Soldiers of Ukraine practice using NLAW anti tank missile able to destroy tank with ERA armor
Posted On Friday, 11 February 2022 16:23
According to pictures released by "The Dead District" Twitter account on February 11, 2022, Ukrainian soldiers from the 72nd Separated Mechanized Brigade trains with the NLAW Anti Tank missile received from the British Government.
Ukrainian soldiers practice using the NLAW man-portable anti-tank guided missile weapon. (Picture source Twitter account The Dead District)
In January 2022, the British Government has announced the supply of anti-tank weapons to Ukrainian armed forces in response to the deployment of Russian tanks, armored fighting vehicles, rocket artillery, and short-range ballistic missiles along the border with Ukraine. In January 2022, Army Recognition has reported that the British Royal Air Force have delivered NLAW light anti-armor defensive weapon systems to the Ukrainian Defense Forces, as part of the wider British Government response.
Why is so important for the Ukrainian army to have anti-tank weapons?
First, Russia is the country with the largest number of tanks and armored vehicles in the world. Citing information from the Ukrainian Ministry of Defense, Russia will have more than 1,100 main battle tanks, 2,600 APCs (Armored Personnel Carrier) and IFVs (Infantry Fighting Vehicles) and up to 1,100 artillery vehicles including self-propelled howitzers mounted on tracked chassis that can be used to destroy land targets.
According to the conventional military tactics of Russian armed forces, a rapid tempo of advance is assured by assigning tank elements to the first echelon and by using motorized rifle units with the tanks on the main axis. According to videos and pictures published on Internet, Russian armed forces have deployed BMP-2 and BMP-3 infantry fighting vehicles, T-72B3 main battle tanks and BM-27 Uragan 220mm MLRS (Multiple Launch Rocket System) along the border with Ukraine.
The NLAW was primarily designed to defeat main battle tanks or armored vehicles in close combat battle and it can be also used to attack defended positions such as bunkers. This type of weapon is also capable to be fired from within buildings in case of warfare in urban areas.

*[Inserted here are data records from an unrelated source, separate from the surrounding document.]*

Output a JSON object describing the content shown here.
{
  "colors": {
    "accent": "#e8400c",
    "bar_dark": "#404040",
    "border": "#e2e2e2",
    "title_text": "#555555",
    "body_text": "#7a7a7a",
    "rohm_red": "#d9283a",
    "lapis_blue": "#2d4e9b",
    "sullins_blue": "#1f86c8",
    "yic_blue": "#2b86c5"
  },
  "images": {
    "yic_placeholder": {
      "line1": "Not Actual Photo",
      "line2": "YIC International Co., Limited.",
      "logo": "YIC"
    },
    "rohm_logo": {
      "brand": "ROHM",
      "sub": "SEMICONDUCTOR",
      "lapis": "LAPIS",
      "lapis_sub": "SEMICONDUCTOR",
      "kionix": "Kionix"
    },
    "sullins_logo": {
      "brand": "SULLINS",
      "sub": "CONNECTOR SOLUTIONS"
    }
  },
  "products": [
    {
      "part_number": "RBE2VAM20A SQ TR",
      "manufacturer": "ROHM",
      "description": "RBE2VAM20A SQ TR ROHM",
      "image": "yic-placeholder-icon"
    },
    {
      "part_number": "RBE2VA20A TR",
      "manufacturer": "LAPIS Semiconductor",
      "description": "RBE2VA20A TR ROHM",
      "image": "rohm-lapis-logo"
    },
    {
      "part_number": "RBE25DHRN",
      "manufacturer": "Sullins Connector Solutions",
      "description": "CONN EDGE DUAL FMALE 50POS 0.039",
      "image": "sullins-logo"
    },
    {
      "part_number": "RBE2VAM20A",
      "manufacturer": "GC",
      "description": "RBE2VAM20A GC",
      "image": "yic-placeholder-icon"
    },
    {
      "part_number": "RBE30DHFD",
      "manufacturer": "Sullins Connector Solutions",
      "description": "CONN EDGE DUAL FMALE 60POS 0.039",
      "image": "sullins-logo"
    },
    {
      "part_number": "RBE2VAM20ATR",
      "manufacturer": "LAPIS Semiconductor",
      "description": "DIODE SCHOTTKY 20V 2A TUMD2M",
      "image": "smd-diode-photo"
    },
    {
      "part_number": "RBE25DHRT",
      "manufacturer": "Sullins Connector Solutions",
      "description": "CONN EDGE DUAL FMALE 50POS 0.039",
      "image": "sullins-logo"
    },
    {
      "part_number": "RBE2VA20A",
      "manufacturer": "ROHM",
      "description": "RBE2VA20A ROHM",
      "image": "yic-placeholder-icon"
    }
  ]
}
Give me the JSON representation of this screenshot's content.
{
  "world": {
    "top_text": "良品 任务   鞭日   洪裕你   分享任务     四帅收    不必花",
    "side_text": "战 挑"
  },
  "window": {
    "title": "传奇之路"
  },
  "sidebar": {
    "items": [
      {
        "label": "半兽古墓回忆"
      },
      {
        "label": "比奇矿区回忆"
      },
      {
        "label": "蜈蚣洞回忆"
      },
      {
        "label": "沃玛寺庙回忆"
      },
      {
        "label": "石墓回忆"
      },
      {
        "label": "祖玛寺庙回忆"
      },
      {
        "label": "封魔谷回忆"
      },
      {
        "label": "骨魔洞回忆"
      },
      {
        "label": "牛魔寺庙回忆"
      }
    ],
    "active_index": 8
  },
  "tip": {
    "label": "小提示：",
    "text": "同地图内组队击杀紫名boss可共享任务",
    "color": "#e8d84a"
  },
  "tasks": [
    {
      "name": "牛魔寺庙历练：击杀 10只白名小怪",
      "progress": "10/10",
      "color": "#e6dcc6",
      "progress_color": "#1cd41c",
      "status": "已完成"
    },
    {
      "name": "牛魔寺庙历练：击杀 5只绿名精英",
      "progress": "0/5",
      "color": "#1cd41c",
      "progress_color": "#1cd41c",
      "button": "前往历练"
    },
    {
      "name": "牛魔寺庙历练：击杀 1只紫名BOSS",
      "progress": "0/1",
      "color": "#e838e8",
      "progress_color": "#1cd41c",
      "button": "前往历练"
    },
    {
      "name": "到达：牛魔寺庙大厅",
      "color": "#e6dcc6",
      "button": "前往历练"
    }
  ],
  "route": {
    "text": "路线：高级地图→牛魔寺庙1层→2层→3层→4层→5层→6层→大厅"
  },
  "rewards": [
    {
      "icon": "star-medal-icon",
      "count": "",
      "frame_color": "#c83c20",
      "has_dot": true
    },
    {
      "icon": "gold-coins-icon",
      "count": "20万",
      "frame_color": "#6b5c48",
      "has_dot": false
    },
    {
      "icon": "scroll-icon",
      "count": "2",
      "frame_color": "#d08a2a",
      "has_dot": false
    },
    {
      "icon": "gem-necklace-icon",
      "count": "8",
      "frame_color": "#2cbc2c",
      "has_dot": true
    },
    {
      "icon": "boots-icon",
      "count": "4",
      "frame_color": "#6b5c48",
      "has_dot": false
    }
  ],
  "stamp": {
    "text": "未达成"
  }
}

The NLAW missile has a length of 1.02 m and has a weight of 12.5 kg. It is fitted with an armor-piercing warhead that can destroy heavily protected MBTs in a single shot. The effective range of the missile is from 20 to 600 meters or up to 400 meters for moving targets. It has a flight time of less than two seconds out to 400 meters and can be launched at 45°, up or down. The missile can penetrate armor with a thickness ranging from 400 to 650 mm.
The Russian T-72B3 is protected by ERA (Explosive Reactive Armor) but the NLAW can be used to perform overfly top attack which allows the missile to be fired slightly above the tank before landing on the top of the vehicle where it is usually softer. The missile flies about a meter over the top of the tank and launches a devastating attack on the roof. The system is also extremely effective in situations where the operator can only see a tiny portion of the tank.
The armor on the BMP-2 offers the same protection as the BMP-1. The maximum hull armor thickness is 19-mm and that of the turret is 23-mm. The BMP-2 is proof against .50 caliber all around and against 7.62- mm from above.